“A holding that the First Amendment mandates an exception … for commercial photographers would license [such photographers] to freely discriminate against any protected class… Such a holding would undermine all of the protections provided by antidiscrimination laws,” the decision says.
Napolitano told Megyn Kelly that New Mexico defines “public accommodation” to mean anyone who provides a good or service to the public.

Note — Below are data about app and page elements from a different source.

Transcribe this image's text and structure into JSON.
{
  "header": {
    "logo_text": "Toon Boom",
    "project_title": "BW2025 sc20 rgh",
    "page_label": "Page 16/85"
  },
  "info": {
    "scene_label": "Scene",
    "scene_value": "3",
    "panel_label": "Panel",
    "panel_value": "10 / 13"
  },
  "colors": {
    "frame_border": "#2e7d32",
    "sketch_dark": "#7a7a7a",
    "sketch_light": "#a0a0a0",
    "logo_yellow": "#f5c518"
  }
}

That means if you provide any good or service, you cannot refuse to do so as long as a customer can pay for it. Still, Napolitano said the ruling violates “the ancient and natural and personal right to refuse to do business with whomever you don’t want to do business with without having to justify it to the government.”
“They could have gone to another photographer,” Napolitano said. “This is not like it’s midnight and they wanna stay at the motel and they won’t let me stay cause my name ends in a vowel.”
“That is the same as saying a black person could have gone to another diner,” Kelly said, adding that she’s playing devil’s advocate.
Napolitano said that the country is committed to being color blind with respect to public accommodation. However, he said the issue is, “What is public accommodation?”
Napolitano also discussed the Mozilla CEO’s resignation. Watch his analysis in the video above.
Read more from Judge Napolitano on Fox News: